Read more:

I am sorry if you don’t  have the chance to see Cinderella this season.  I am waiting for the second round too!

“Dynamic Yunnan” – a beautiful ethnic minorities dance show in Kunming – My Yunnan Trip #1

I just came back from a 9 days’ trip to Yunnan.  The first post I would like to share with my readers is this beautiful ethnic minorities dance show in Kunming.  It is  Dynamic Yunnan, a grand, original ethnic dance show produced by the famous Yang Liping, who is a dancer, a choreographer, and producer, of the Bai ethnic minority.  My friends who went with me to this Yunnan trip, all knew about Yang Liping, while I was ignorant of her fame as a performance artist.   I am glad that I had the opportunity to see her show this time.   It is spectacular, educational, and very enjoyable.  If you go to visit Yunnan, I highly recommend you see this show.  We bought tickets of very good seats at $42@) equivalent to the orchestra seats in our concert hall.  There were quite a few non-Chinese tourists among the audience.

In order to respect the performers, I did not take any video at the time of the show, but I took a few pictures before the show began, both inside and outside the performance hall. I am posting them here just to let you taste the flavor of the show.

In all the articles that talked about this show,   there is reference to this fact that Yang Liping spent more than a year looking for original ethnic minorities dancers in different parts of Yunnan.  It is said that 100% of the dancers are of ethnic minorities in Yunnan, who left their own villages to join the troupe. The folk songs and dances are original, and the costumes are real, showing the actual way of life of the minorities. This performance is particularly impressive to me, because it shows the universe, the pursuit of culture and the origins of life.    My friends, like most of the audience, love the “Moon dance” and the “Peacock dance”.  In addition, I like the Tibetan pilgrimage dance.

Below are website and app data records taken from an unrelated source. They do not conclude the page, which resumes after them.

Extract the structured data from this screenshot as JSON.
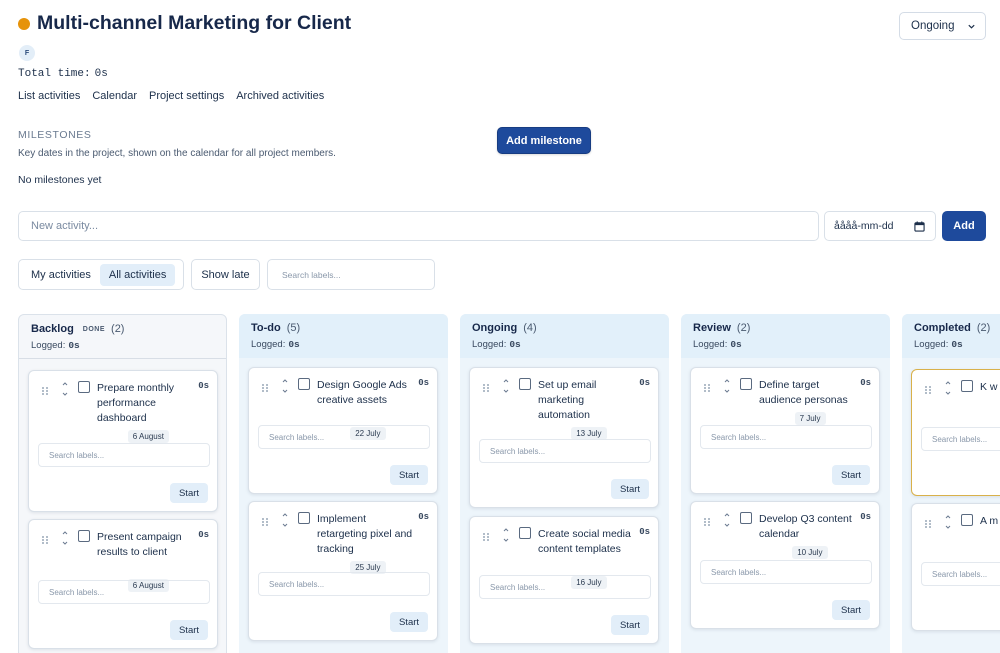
{
  "header": {
    "title": "Multi-channel Marketing for Client",
    "status_value": "Ongoing",
    "status_color": "#e6930a",
    "avatar_initial": "F",
    "total_time_label": "Total time:",
    "total_time_value": "0s"
  },
  "nav": {
    "items": [
      "List activities",
      "Calendar",
      "Project settings",
      "Archived activities"
    ]
  },
  "milestones": {
    "heading": "MILESTONES",
    "description": "Key dates in the project, shown on the calendar for all project members.",
    "empty_text": "No milestones yet",
    "add_button": "Add milestone"
  },
  "new_activity": {
    "placeholder": "New activity...",
    "date_value": "åååå-mm-dd",
    "add_button": "Add"
  },
  "filters": {
    "my_activities": "My activities",
    "all_activities": "All activities",
    "show_late": "Show late",
    "search_placeholder": "Search labels..."
  },
  "board": {
    "logged_label": "Logged:",
    "search_placeholder": "Search labels...",
    "start_label": "Start",
    "columns": [
      {
        "name": "Backlog",
        "badge": "DONE",
        "count": "(2)",
        "logged": "0s",
        "cards": [
          {
            "title": "Prepare monthly performance dashboard",
            "time": "0s",
            "date": "6 August"
          },
          {
            "title": "Present campaign results to client",
            "time": "0s",
            "date": "6 August"
          }
        ]
      },
      {
        "name": "To-do",
        "badge": "",
        "count": "(5)",
        "logged": "0s",
        "cards": [
          {
            "title": "Design Google Ads creative assets",
            "time": "0s",
            "date": "22 July"
          },
          {
            "title": "Implement retargeting pixel and tracking",
            "time": "0s",
            "date": "25 July"
          }
        ]
      },
      {
        "name": "Ongoing",
        "badge": "",
        "count": "(4)",
        "logged": "0s",
        "cards": [
          {
            "title": "Set up email marketing automation",
            "time": "0s",
            "date": "13 July"
          },
          {
            "title": "Create social media content templates",
            "time": "0s",
            "date": "16 July"
          }
        ]
      },
      {
        "name": "Review",
        "badge": "",
        "count": "(2)",
        "logged": "0s",
        "cards": [
          {
            "title": "Define target audience personas",
            "time": "0s",
            "date": "7 July"
          },
          {
            "title": "Develop Q3 content calendar",
            "time": "0s",
            "date": "10 July"
          }
        ]
      },
      {
        "name": "Completed",
        "badge": "",
        "count": "(2)",
        "logged": "0s",
        "cards": [
          {
            "title": "K w",
            "time": "",
            "date": ""
          },
          {
            "title": "A m",
            "time": "",
            "date": ""
          }
        ]
      }
    ]
  }
}
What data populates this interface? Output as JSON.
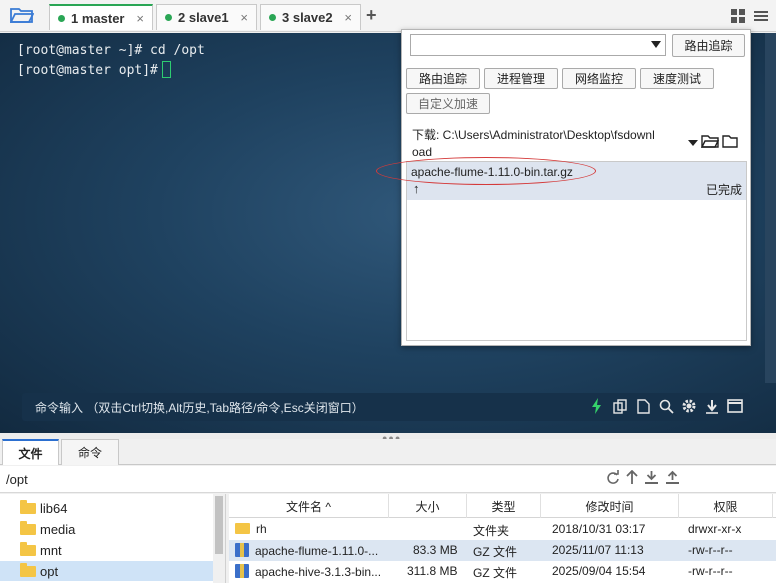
{
  "tabs": [
    {
      "label": "1 master"
    },
    {
      "label": "2 slave1"
    },
    {
      "label": "3 slave2"
    }
  ],
  "tab_close_symbol": "×",
  "add_tab_symbol": "+",
  "terminal": {
    "lines": [
      "[root@master ~]# cd /opt",
      "[root@master opt]#"
    ],
    "command_hint": "命令输入 （双击Ctrl切换,Alt历史,Tab路径/命令,Esc关闭窗口）",
    "icons": [
      "bolt-icon",
      "copy-icon",
      "file-icon",
      "search-icon",
      "gear-icon",
      "download-icon",
      "window-icon"
    ]
  },
  "panel": {
    "route_trace_top": "路由追踪",
    "buttons": [
      "路由追踪",
      "进程管理",
      "网络监控",
      "速度测试",
      "自定义加速"
    ],
    "download_label": "下载: C:\\Users\\Administrator\\Desktop\\fsdownload",
    "download_item": {
      "name": "apache-flume-1.11.0-bin.tar.gz",
      "arrow": "↑",
      "status": "已完成"
    }
  },
  "bottom_tabs": [
    "文件",
    "命令"
  ],
  "path": "/opt",
  "tree": [
    "lib64",
    "media",
    "mnt",
    "opt"
  ],
  "file_table": {
    "headers": [
      "文件名 ^",
      "大小",
      "类型",
      "修改时间",
      "权限"
    ],
    "rows": [
      {
        "name": "rh",
        "size": "",
        "type": "文件夹",
        "time": "2018/10/31 03:17",
        "perm": "drwxr-xr-x",
        "kind": "folder"
      },
      {
        "name": "apache-flume-1.11.0-...",
        "size": "83.3 MB",
        "type": "GZ 文件",
        "time": "2025/11/07 11:13",
        "perm": "-rw-r--r--",
        "kind": "gz"
      },
      {
        "name": "apache-hive-3.1.3-bin...",
        "size": "311.8 MB",
        "type": "GZ 文件",
        "time": "2025/09/04 15:54",
        "perm": "-rw-r--r--",
        "kind": "gz"
      }
    ]
  },
  "colors": {
    "accent_green": "#2aa655",
    "highlight_red": "#d43a3a",
    "terminal_bg": "#1f4260"
  }
}
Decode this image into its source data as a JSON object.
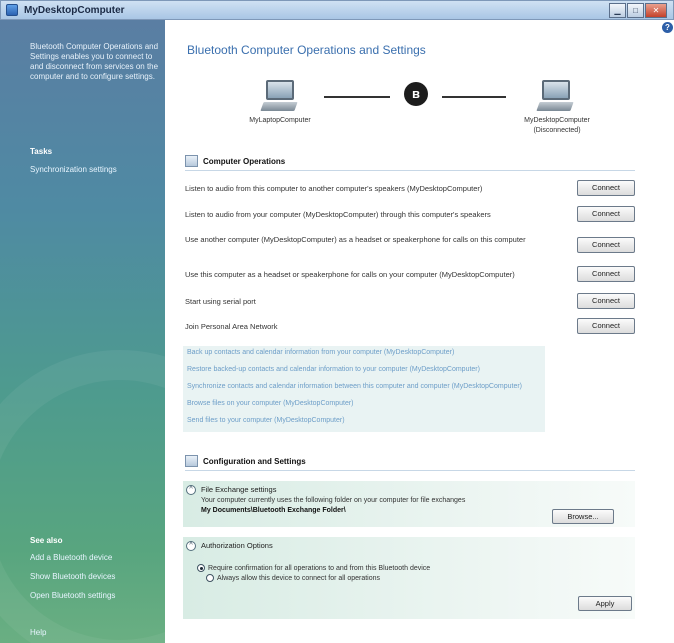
{
  "window": {
    "title": "MyDesktopComputer"
  },
  "sidebar": {
    "intro": "Bluetooth Computer Operations and Settings enables you to connect to and disconnect from services on the computer and to configure settings.",
    "tasks_heading": "Tasks",
    "tasks": [
      "Synchronization settings"
    ],
    "see_also_heading": "See also",
    "see_also": [
      "Add a Bluetooth device",
      "Show Bluetooth devices",
      "Open Bluetooth settings"
    ],
    "help": "Help"
  },
  "main": {
    "title": "Bluetooth Computer Operations and Settings",
    "devices": {
      "local": "MyLaptopComputer",
      "remote": "MyDesktopComputer",
      "remote_status": "(Disconnected)"
    },
    "operations": {
      "heading": "Computer Operations",
      "items": [
        {
          "label": "Listen to audio from this computer to another computer's speakers (MyDesktopComputer)",
          "button": "Connect"
        },
        {
          "label": "Listen to audio from your computer (MyDesktopComputer) through this computer's speakers",
          "button": "Connect"
        },
        {
          "label": "Use another computer (MyDesktopComputer) as a headset or speakerphone for calls on this computer",
          "button": "Connect"
        },
        {
          "label": "Use this computer as a headset or speakerphone for calls on your computer (MyDesktopComputer)",
          "button": "Connect"
        },
        {
          "label": "Start using serial port",
          "button": "Connect"
        },
        {
          "label": "Join Personal Area Network",
          "button": "Connect"
        }
      ],
      "services": [
        "Back up contacts and calendar information from your computer (MyDesktopComputer)",
        "Restore backed-up contacts and calendar information to your computer (MyDesktopComputer)",
        "Synchronize contacts and calendar information between this computer and computer (MyDesktopComputer)",
        "Browse files on your computer (MyDesktopComputer)",
        "Send files to your computer (MyDesktopComputer)"
      ]
    },
    "config": {
      "heading": "Configuration and Settings",
      "file_exchange": {
        "title": "File Exchange settings",
        "description": "Your computer currently uses the following folder on your computer for file exchanges",
        "folder": "My Documents\\Bluetooth Exchange Folder\\",
        "button": "Browse..."
      },
      "authorization": {
        "title": "Authorization Options",
        "options": [
          {
            "label": "Require confirmation for all operations to and from this Bluetooth device",
            "selected": true
          },
          {
            "label": "Always allow this device to connect for all operations",
            "selected": false
          }
        ],
        "apply_button": "Apply"
      }
    }
  }
}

I hope you will have the chance to see this show if you visit Kunming in future.  If you cannot see too much of the minority cultures in Yunnan,  you will be able to appreciate the genuine minority cultures through this show.

I tried to find a good video from you-tube and had to give up the idea to post any of them, because all those videos were unable to illustrate the beauty of this show.  You need to see it in person, unfortunately (or fortunately)!

On the other hand, I found these two clips showing the talented Yang Liping’s two most famous dances:  Moon-solo dance,  and Spirit of  Peacock.  Enjoy!

Moon – Solo Dance by Yang LiPing

Spirit of Peacock – Yang LiPing